**Exercise brief**
Each entry that follows should be written again verbatim.

***** Data records *****

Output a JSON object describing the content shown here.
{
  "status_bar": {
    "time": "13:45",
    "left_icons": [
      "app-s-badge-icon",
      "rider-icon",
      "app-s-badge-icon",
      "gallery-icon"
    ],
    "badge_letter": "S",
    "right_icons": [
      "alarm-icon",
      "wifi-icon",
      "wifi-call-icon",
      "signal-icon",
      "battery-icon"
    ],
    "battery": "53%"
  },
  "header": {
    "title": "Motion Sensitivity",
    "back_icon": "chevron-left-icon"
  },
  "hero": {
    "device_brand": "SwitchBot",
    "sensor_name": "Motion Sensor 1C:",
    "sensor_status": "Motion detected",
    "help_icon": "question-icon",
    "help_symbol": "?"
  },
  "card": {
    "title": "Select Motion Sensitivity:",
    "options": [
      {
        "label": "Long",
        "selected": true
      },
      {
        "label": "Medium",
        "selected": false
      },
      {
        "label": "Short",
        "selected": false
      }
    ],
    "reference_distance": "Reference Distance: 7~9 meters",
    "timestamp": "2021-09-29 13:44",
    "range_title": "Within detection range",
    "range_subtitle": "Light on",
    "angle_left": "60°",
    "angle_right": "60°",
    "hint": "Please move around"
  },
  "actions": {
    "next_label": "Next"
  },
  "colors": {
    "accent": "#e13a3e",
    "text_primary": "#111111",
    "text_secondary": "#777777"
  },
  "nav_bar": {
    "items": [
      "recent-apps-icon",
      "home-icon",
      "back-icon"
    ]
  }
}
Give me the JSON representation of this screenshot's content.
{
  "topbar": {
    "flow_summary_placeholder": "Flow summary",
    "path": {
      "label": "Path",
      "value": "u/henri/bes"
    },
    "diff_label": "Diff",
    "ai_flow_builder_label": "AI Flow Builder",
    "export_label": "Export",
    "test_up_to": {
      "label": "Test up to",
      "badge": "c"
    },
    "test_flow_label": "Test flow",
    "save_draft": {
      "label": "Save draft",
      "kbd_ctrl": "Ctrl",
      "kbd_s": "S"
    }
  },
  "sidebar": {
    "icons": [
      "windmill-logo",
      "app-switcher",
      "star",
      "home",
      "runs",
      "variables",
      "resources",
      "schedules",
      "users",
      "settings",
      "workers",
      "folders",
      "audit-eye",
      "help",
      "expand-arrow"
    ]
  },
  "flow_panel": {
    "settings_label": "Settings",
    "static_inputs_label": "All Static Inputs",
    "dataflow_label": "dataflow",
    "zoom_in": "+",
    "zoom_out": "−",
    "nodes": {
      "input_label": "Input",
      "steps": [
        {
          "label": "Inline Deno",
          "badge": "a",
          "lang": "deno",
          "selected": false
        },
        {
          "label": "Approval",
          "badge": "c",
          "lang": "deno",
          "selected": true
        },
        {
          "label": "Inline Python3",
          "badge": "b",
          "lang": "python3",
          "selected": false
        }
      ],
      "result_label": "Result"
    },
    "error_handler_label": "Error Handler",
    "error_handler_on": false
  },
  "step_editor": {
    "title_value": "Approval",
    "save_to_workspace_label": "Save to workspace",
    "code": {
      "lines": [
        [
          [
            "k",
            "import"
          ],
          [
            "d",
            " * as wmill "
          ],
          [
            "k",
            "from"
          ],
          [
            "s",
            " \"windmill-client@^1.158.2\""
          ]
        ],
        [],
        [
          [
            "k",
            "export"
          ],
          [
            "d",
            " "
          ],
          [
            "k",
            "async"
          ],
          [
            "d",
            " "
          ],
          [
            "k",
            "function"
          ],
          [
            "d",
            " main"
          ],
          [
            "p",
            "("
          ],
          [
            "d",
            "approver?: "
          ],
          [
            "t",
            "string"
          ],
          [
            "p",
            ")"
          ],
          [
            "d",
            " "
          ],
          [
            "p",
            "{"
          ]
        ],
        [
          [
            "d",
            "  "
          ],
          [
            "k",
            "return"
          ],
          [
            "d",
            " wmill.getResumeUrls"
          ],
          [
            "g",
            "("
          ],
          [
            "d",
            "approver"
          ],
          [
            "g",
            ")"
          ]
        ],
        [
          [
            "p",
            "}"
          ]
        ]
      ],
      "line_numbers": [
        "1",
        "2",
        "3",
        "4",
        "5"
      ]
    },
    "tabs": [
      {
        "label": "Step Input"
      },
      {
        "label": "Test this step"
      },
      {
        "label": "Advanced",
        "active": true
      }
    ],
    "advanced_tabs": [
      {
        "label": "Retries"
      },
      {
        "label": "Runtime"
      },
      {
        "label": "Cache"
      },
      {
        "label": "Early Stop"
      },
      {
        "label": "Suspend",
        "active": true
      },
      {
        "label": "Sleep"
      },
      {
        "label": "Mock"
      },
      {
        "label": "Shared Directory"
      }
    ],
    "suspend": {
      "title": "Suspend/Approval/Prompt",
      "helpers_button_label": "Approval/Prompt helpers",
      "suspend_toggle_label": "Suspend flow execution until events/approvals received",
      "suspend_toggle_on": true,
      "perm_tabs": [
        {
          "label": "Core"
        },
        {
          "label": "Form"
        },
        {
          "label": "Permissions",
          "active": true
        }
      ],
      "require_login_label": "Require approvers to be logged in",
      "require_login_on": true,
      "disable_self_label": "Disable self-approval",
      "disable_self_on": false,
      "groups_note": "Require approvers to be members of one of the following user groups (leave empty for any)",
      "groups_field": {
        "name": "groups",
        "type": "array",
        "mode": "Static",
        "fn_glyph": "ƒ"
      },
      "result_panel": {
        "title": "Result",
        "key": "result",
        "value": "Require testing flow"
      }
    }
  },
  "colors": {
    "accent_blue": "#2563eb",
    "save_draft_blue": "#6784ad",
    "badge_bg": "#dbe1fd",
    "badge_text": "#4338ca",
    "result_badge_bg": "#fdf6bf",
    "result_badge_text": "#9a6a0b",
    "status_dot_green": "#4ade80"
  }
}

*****

**Solved problem**
Output a JSON object describing the content shown here.
{
  "status_bar": {
    "time": "13:45",
    "left_icons": [
      "app-s-badge-icon",
      "rider-icon",
      "app-s-badge-icon",
      "gallery-icon"
    ],
    "badge_letter": "S",
    "right_icons": [
      "alarm-icon",
      "wifi-icon",
      "wifi-call-icon",
      "signal-icon",
      "battery-icon"
    ],
    "battery": "53%"
  },
  "header": {
    "title": "Motion Sensitivity",
    "back_icon": "chevron-left-icon"
  },
  "hero": {
    "device_brand": "SwitchBot",
    "sensor_name": "Motion Sensor 1C:",
    "sensor_status": "Motion detected",
    "help_icon": "question-icon",
    "help_symbol": "?"
  },
  "card": {
    "title": "Select Motion Sensitivity:",
    "options": [
      {
        "label": "Long",
        "selected": true
      },
      {
        "label": "Medium",
        "selected": false
      },
      {
        "label": "Short",
        "selected": false
      }
    ],
    "reference_distance": "Reference Distance: 7~9 meters",
    "timestamp": "2021-09-29 13:44",
    "range_title": "Within detection range",
    "range_subtitle": "Light on",
    "angle_left": "60°",
    "angle_right": "60°",
    "hint": "Please move around"
  },
  "actions": {
    "next_label": "Next"
  },
  "colors": {
    "accent": "#e13a3e",
    "text_primary": "#111111",
    "text_secondary": "#777777"
  },
  "nav_bar": {
    "items": [
      "recent-apps-icon",
      "home-icon",
      "back-icon"
    ]
  }
}
Give me the JSON representation of this screenshot's content.
{
  "topbar": {
    "flow_summary_placeholder": "Flow summary",
    "path": {
      "label": "Path",
      "value": "u/henri/bes"
    },
    "diff_label": "Diff",
    "ai_flow_builder_label": "AI Flow Builder",
    "export_label": "Export",
    "test_up_to": {
      "label": "Test up to",
      "badge": "c"
    },
    "test_flow_label": "Test flow",
    "save_draft": {
      "label": "Save draft",
      "kbd_ctrl": "Ctrl",
      "kbd_s": "S"
    }
  },
  "sidebar": {
    "icons": [
      "windmill-logo",
      "app-switcher",
      "star",
      "home",
      "runs",
      "variables",
      "resources",
      "schedules",
      "users",
      "settings",
      "workers",
      "folders",
      "audit-eye",
      "help",
      "expand-arrow"
    ]
  },
  "flow_panel": {
    "settings_label": "Settings",
    "static_inputs_label": "All Static Inputs",
    "dataflow_label": "dataflow",
    "zoom_in": "+",
    "zoom_out": "−",
    "nodes": {
      "input_label": "Input",
      "steps": [
        {
          "label": "Inline Deno",
          "badge": "a",
          "lang": "deno",
          "selected": false
        },
        {
          "label": "Approval",
          "badge": "c",
          "lang": "deno",
          "selected": true
        },
        {
          "label": "Inline Python3",
          "badge": "b",
          "lang": "python3",
          "selected": false
        }
      ],
      "result_label": "Result"
    },
    "error_handler_label": "Error Handler",
    "error_handler_on": false
  },
  "step_editor": {
    "title_value": "Approval",
    "save_to_workspace_label": "Save to workspace",
    "code": {
      "lines": [
        [
          [
            "k",
            "import"
          ],
          [
            "d",
            " * as wmill "
          ],
          [
            "k",
            "from"
          ],
          [
            "s",
            " \"windmill-client@^1.158.2\""
          ]
        ],
        [],
        [
          [
            "k",
            "export"
          ],
          [
            "d",
            " "
          ],
          [
            "k",
            "async"
          ],
          [
            "d",
            " "
          ],
          [
            "k",
            "function"
          ],
          [
            "d",
            " main"
          ],
          [
            "p",
            "("
          ],
          [
            "d",
            "approver?: "
          ],
          [
            "t",
            "string"
          ],
          [
            "p",
            ")"
          ],
          [
            "d",
            " "
          ],
          [
            "p",
            "{"
          ]
        ],
        [
          [
            "d",
            "  "
          ],
          [
            "k",
            "return"
          ],
          [
            "d",
            " wmill.getResumeUrls"
          ],
          [
            "g",
            "("
          ],
          [
            "d",
            "approver"
          ],
          [
            "g",
            ")"
          ]
        ],
        [
          [
            "p",
            "}"
          ]
        ]
      ],
      "line_numbers": [
        "1",
        "2",
        "3",
        "4",
        "5"
      ]
    },
    "tabs": [
      {
        "label": "Step Input"
      },
      {
        "label": "Test this step"
      },
      {
        "label": "Advanced",
        "active": true
      }
    ],
    "advanced_tabs": [
      {
        "label": "Retries"
      },
      {
        "label": "Runtime"
      },
      {
        "label": "Cache"
      },
      {
        "label": "Early Stop"
      },
      {
        "label": "Suspend",
        "active": true
      },
      {
        "label": "Sleep"
      },
      {
        "label": "Mock"
      },
      {
        "label": "Shared Directory"
      }
    ],
    "suspend": {
      "title": "Suspend/Approval/Prompt",
      "helpers_button_label": "Approval/Prompt helpers",
      "suspend_toggle_label": "Suspend flow execution until events/approvals received",
      "suspend_toggle_on": true,
      "perm_tabs": [
        {
          "label": "Core"
        },
        {
          "label": "Form"
        },
        {
          "label": "Permissions",
          "active": true
        }
      ],
      "require_login_label": "Require approvers to be logged in",
      "require_login_on": true,
      "disable_self_label": "Disable self-approval",
      "disable_self_on": false,
      "groups_note": "Require approvers to be members of one of the following user groups (leave empty for any)",
      "groups_field": {
        "name": "groups",
        "type": "array",
        "mode": "Static",
        "fn_glyph": "ƒ"
      },
      "result_panel": {
        "title": "Result",
        "key": "result",
        "value": "Require testing flow"
      }
    }
  },
  "colors": {
    "accent_blue": "#2563eb",
    "save_draft_blue": "#6784ad",
    "badge_bg": "#dbe1fd",
    "badge_text": "#4338ca",
    "result_badge_bg": "#fdf6bf",
    "result_badge_text": "#9a6a0b",
    "status_dot_green": "#4ade80"
  }
}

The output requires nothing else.